Unfortunately for whatever reason, Time/Life opted not to include the fourth and fifth films in this set. Say what you will, but it is a shame that you can't own them all in one handy dandy collection, though they are available as a double feature DVD if you want to own them all and go to the effort of tracking them down to complete your collection of Kenny Rogers The Gambler movies – and you know you do.The DVD
Well, seeing as all of the The Gambler movies were made for TV, it's no surprise to see that they are presented fullframe for this DVD set as that's the aspect ratio that the movies were composed for. As far as the quality of the image goes, there is some grain and some dirt on the all of the prints at random intervals as well as some mild mpeg compression in a few spots but the color reproduction isn't half bad and the skin tones look alright. Some fine detail gets lost as the picture leans toward the soft side of things at times, more so in the first movie than in the two sequels, but the movies are always watchable. These are acceptable transfers, just not remarkable ones.Sound:
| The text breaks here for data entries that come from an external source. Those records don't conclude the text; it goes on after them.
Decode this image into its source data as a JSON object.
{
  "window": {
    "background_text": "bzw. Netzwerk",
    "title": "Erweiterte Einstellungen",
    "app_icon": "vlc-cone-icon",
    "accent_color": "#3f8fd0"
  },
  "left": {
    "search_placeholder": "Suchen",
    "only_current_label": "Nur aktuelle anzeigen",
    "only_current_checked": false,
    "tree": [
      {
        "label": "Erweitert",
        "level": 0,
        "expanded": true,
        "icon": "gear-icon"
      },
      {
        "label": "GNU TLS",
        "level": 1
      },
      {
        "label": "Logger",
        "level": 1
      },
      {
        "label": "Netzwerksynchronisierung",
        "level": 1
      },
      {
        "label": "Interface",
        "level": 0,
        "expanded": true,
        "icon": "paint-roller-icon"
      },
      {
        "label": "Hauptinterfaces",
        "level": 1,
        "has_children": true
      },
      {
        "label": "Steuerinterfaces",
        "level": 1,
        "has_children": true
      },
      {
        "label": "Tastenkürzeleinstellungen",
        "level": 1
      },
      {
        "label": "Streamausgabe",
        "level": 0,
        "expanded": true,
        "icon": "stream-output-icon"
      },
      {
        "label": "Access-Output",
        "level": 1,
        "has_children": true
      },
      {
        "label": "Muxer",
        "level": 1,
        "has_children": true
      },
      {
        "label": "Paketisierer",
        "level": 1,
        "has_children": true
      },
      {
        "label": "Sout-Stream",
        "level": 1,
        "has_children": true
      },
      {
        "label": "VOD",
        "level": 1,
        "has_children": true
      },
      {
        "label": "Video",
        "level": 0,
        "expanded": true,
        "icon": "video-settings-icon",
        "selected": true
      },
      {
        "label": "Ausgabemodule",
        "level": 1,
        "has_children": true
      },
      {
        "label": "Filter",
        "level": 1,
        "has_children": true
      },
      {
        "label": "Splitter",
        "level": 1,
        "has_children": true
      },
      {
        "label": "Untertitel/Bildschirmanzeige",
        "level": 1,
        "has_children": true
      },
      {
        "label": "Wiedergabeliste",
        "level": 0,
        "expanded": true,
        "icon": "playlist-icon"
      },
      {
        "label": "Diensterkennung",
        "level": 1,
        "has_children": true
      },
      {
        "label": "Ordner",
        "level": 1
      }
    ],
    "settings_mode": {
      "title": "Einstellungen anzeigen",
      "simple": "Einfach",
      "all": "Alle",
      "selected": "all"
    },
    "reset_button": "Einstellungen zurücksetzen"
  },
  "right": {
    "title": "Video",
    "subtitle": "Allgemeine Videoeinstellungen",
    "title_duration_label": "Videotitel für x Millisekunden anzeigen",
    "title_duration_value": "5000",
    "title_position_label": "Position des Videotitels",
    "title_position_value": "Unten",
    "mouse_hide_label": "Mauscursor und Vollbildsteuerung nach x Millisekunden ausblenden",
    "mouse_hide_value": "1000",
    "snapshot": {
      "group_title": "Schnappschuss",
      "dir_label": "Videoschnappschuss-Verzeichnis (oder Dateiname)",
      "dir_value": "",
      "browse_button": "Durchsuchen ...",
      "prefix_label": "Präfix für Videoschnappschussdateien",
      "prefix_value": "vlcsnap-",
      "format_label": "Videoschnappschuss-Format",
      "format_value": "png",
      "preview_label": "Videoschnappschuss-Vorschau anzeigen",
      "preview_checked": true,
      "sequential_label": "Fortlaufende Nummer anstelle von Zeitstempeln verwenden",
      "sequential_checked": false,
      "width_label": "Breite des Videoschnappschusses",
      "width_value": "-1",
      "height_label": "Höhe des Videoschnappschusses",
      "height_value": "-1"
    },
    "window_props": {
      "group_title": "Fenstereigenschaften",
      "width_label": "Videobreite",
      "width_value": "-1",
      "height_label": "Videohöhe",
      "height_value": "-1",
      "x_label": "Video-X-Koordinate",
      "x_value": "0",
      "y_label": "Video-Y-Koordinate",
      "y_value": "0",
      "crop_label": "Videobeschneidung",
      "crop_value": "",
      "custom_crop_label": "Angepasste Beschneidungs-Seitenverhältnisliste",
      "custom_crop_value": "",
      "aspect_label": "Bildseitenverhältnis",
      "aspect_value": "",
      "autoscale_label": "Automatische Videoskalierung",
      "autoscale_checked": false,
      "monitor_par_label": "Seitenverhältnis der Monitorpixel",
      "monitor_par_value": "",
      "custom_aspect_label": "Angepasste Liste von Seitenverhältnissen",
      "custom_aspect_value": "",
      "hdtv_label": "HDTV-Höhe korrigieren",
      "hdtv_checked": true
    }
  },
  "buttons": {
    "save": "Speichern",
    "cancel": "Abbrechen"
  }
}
All three of the The Gambler films in this set hit DVD with decent Dolby Digital 2.0 Stereo tracks, in English, with no alternate language dubs, subtitles, or closed captions available. As with the video presentation, these are far from perfect but they get the job done. The limitations of the original recordings do show through and there is a certain flatness to a lot of what we hear, but the music sounds decent and you won't have any problems understanding the dialogue even if there is some hiss here and there.Extras:
Nothing here on any of the three discs in the set save for chapter selection. It's a damn shame that there's no Kenny Rogers commentary, making of documentary or isolated soundtrack option. All is not completely lost, however, as bundled inside the box is a set of Kenny Rogers playing cards, featuring his steely-eyed stare on the back of each and every card in the deck.Final Thoughts:
As hokey as they come, the three films in this set are still a lot of fun and while Kenny's not going to take home an Oscar anytime soon, you can't help but like the guy. While the lack of extras is a true shame, and the presentations could have been better, this set is available at a very fair price and you get a lot of viewing bang for your back, which makes the Legend Of The Gambler boxed set an easy recommendation.